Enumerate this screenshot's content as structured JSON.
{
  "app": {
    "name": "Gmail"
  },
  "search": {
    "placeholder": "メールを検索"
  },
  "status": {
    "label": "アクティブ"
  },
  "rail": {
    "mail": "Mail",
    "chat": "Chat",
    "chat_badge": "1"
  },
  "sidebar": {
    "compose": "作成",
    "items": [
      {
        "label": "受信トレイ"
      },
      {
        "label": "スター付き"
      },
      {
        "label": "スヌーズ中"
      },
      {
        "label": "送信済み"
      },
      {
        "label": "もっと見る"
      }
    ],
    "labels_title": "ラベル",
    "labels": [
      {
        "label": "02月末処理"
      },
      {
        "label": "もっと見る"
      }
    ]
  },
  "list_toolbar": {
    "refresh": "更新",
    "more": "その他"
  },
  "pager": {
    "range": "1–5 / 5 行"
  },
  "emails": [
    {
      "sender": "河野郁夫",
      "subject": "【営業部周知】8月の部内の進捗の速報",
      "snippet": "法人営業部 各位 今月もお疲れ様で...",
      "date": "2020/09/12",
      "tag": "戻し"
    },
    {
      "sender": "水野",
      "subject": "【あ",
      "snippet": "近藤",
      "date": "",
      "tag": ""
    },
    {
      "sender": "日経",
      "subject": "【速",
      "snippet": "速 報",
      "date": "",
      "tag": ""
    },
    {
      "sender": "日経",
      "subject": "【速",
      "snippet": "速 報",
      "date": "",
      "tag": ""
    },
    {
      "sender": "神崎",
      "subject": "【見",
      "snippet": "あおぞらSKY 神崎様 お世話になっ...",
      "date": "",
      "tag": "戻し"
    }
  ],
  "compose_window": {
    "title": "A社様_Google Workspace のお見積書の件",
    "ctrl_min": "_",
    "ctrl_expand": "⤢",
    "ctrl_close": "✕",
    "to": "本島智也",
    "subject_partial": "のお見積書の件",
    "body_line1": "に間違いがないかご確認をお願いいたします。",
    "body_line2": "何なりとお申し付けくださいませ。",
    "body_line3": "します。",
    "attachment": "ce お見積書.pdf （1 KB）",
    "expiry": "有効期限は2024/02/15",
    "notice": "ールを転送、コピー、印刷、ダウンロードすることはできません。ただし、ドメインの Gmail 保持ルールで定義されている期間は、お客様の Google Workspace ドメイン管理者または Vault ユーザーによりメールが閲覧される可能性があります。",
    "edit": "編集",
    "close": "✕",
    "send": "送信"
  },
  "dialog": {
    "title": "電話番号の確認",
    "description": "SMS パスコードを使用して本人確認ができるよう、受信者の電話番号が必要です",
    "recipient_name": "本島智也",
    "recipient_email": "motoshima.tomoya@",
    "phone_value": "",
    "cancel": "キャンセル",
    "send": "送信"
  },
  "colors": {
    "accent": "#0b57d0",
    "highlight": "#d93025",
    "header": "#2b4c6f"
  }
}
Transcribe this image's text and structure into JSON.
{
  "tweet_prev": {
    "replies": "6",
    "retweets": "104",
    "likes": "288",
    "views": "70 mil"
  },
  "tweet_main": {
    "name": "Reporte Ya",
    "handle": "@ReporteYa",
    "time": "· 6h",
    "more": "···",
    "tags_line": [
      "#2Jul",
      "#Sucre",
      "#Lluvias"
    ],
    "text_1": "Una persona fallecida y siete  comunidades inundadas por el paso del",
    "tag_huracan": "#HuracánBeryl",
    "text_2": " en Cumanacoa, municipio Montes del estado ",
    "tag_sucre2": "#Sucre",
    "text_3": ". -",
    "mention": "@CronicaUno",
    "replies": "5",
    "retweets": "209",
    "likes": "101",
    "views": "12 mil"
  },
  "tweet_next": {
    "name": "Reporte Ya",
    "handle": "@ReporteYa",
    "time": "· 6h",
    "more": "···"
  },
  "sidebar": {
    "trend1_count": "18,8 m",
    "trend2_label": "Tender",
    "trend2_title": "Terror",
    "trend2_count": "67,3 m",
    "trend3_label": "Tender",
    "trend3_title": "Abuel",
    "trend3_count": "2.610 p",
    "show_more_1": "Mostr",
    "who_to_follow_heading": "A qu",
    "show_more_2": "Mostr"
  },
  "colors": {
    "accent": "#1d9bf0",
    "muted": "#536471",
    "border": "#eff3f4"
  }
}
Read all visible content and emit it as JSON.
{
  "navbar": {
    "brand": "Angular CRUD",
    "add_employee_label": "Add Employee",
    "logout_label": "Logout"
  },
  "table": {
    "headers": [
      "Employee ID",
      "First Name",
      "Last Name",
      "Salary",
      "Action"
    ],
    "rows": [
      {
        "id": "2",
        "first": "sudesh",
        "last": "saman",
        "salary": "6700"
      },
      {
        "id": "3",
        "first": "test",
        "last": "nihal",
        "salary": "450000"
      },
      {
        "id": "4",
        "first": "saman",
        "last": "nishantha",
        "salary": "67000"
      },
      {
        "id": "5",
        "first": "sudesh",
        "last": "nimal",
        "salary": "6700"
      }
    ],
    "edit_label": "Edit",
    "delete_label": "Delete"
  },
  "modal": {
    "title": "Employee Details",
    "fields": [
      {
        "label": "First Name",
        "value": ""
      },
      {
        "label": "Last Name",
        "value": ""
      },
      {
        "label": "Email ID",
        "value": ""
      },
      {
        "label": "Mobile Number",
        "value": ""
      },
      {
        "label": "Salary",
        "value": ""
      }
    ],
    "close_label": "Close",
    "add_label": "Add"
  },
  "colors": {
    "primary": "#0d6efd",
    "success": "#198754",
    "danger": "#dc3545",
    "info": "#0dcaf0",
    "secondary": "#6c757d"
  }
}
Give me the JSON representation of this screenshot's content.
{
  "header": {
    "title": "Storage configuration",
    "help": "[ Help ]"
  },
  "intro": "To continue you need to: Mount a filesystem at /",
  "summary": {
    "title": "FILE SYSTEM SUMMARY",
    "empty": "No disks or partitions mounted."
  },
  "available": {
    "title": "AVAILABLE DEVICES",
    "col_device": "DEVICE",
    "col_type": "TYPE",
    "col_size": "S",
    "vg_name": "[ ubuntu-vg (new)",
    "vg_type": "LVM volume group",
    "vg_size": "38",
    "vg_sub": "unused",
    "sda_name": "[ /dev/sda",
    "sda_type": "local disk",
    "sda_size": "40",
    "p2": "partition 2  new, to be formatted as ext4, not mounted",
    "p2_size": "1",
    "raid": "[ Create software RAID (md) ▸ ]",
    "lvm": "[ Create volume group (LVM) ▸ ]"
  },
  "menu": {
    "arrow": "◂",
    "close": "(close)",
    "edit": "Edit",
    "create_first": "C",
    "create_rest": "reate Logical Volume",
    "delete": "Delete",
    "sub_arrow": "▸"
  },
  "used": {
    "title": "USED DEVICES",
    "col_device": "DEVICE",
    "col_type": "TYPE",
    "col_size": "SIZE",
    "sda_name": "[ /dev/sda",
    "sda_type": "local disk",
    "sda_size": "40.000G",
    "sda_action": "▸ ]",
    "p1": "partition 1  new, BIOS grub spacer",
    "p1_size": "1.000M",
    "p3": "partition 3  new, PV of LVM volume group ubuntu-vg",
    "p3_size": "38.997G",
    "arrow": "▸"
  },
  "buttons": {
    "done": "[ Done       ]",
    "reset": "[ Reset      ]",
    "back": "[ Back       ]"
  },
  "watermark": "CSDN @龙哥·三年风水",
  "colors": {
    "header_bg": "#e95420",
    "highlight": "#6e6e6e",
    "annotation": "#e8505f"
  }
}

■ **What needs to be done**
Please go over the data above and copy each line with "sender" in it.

■ **Result**
      "sender": "河野郁夫",
      "sender": "水野",
      "sender": "日経",
      "sender": "日経",
      "sender": "神崎",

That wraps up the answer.